Class and hierarchy, in the subcontinental imagination, has always been more fraught than sex. Before the prudish intervention of the British, who ordered and organised Indian life into narrow boxes, the south Asian approach to sexuality was always fluid, a heritage that Sort Of, Joyland and even Khoosat’s Zindagi Tamasha have all embraced. Though Sort Of has been renewed for a second season, premiering on HBO in October, perhaps more well-known is Ms Marvel, showcasing the Marvel Cinematic Universe’s (MCU) first Muslim and Pakistani diaspora superhero.
Ms Marvel follows Kamala Khan, whose parents, formerly of Karachi and now of New Jersey, are not caricatures of immigrant parents, but droll and charming, embarrassing in the way all parents are while their young daughter suffers the indignities of teenagers everywhere. The writing team knows only too well the codes and ciphers of Pakistani life and have seamlessly blended them into this Disney tale. Kamala has a brother who prays constantly (every Pakistani family has one resident fundamentalist), her father quotes poetry at the dinner table and Nakia, her hijab-wearing best friend, has her shoes stolen at the mosque – a timeless rite of passage for all mosque-going Muslims.
The team behind Ms Marvel includes some of Pakistan’s smartest creatives: from the directors, including the two-time Oscar winner Sharmeen Obaid-Chinoy, to the music supplied by Coke Studios, to the actors, including the respected theatre actor Nimra Bucha and heartthrob Fawad Khan.
Though Ms Marvel fast became the best-reviewed show in the MCU canon, initial reports have shown that it has a substantially lower viewership than other Marvel blockbusters, pulling in less than half the viewers that WandaVision brought in in its first week. Critics have kindly supposed that the numbers are to do with Ms Marvel being a new character and the actors being relatively unknown stateside, but in a country whose political discourse has been blisteringly Islamophobic over the last two decades, a Pakistani-origin Muslim as a superhero may be too much for traditional audiences. Though I cheered the show as much as every TV-watching Pakistani, it did give me pause that Kamala’s hero in Ms Marvel is Captain Marvel, an ex-elite fighter pilot in the US air force, the very department of the US military that flies the MQ1 Predator and MQ9 Reaper drones that have terrorised Afghanistan and Pakistan since 9/11.
‘I’m going to give you this beautiful thing’
Gone are the dire years of apologia and contrition as Pakistani artists travel worldwide.

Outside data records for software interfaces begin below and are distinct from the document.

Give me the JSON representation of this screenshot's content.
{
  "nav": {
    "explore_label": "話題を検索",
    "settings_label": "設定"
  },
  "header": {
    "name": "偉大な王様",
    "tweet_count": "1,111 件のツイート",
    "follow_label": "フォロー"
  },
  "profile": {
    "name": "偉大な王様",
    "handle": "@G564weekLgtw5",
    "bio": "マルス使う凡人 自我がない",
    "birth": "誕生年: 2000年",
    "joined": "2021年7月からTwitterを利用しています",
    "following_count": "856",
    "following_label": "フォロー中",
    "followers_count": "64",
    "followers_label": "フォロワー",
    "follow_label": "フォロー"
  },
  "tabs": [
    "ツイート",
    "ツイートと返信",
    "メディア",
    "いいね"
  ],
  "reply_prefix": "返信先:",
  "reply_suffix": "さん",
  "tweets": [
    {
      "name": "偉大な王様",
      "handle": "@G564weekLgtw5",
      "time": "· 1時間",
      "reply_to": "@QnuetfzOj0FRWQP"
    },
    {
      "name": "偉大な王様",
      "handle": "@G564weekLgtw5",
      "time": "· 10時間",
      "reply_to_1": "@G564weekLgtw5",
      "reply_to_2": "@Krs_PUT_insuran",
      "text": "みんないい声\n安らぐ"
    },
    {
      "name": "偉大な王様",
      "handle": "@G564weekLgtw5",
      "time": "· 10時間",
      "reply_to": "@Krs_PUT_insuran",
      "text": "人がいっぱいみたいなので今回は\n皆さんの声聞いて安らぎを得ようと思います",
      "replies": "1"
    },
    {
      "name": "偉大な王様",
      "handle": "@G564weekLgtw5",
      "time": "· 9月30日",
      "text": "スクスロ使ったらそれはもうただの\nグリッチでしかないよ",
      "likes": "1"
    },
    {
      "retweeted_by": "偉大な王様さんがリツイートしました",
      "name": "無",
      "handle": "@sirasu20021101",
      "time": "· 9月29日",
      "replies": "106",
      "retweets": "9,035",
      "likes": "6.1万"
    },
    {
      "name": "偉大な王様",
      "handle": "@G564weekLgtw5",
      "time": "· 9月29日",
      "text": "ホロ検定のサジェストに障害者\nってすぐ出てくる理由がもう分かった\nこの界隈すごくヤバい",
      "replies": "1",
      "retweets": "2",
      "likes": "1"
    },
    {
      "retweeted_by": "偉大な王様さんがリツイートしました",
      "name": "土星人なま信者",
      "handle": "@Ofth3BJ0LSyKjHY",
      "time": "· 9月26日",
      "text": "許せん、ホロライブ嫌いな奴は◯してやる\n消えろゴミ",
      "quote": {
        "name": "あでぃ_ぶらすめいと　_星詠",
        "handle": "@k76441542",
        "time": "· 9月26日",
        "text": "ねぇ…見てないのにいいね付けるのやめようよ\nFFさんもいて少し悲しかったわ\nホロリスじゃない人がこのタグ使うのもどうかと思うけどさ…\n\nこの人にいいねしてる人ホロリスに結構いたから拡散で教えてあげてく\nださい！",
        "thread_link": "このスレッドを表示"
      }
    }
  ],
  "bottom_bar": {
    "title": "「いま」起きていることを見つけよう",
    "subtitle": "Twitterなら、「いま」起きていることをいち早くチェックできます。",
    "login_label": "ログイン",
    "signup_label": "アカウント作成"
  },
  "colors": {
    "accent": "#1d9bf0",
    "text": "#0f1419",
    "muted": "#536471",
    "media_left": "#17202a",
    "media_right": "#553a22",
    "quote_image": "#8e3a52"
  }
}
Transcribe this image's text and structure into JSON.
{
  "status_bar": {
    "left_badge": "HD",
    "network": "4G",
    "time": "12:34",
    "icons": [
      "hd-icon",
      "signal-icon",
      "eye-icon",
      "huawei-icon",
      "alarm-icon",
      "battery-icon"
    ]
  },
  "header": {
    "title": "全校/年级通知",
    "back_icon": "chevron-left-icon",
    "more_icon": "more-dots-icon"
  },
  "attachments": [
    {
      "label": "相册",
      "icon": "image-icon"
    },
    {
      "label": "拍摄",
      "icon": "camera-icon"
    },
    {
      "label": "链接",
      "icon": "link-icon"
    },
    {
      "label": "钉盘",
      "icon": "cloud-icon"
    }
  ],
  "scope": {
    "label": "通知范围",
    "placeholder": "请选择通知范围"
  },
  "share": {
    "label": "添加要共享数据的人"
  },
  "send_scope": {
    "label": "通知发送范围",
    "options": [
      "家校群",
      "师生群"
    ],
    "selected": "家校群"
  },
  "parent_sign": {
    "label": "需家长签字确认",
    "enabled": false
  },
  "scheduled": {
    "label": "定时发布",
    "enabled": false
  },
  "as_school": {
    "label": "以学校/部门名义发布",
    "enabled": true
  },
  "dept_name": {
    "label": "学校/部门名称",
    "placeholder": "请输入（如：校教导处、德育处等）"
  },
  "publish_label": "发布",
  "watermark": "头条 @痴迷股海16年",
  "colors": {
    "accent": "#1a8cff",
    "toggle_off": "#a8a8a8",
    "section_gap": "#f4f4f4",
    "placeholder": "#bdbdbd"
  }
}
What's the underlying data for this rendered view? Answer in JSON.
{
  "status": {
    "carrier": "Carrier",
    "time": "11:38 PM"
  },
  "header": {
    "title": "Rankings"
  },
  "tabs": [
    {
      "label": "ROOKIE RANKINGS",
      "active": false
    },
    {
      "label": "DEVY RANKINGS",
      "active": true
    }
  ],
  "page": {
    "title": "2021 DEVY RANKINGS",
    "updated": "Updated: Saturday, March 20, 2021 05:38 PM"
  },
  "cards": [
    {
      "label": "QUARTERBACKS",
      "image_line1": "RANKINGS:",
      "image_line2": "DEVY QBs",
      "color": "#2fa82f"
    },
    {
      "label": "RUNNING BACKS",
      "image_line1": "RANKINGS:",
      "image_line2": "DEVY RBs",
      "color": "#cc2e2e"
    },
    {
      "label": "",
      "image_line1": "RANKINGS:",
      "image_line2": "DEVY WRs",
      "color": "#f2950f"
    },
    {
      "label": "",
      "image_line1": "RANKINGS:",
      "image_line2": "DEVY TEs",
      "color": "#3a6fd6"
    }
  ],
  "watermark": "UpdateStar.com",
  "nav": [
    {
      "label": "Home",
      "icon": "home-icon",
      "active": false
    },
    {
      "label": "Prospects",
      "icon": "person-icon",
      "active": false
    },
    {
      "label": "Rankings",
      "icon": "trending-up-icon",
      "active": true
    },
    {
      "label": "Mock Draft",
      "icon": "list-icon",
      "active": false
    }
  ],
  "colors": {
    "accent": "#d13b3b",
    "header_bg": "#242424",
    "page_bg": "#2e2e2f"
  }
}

“We’ve been really sick of the stuff where it’s like, ‘Can you please score this really extremely sad documentary about Pakistan?’” Aftab says. “And I’m just like, absolutely not. I’m not going to do that. White people love to witness and be moved by Black and brown tragedy. They don’t know how to see us happy and that’s really deep and fucked up. It’s not interesting for them to see us experiencing joy. As someone who works in art, in music, it’s my responsibility to say, ‘I’m not going to give you that. I’m going to give you this other really beautiful thing that is jazz and I’m going to make something that is undeniably beautiful and will move you and I’m going to be committed to that because you guys are so annoying.’”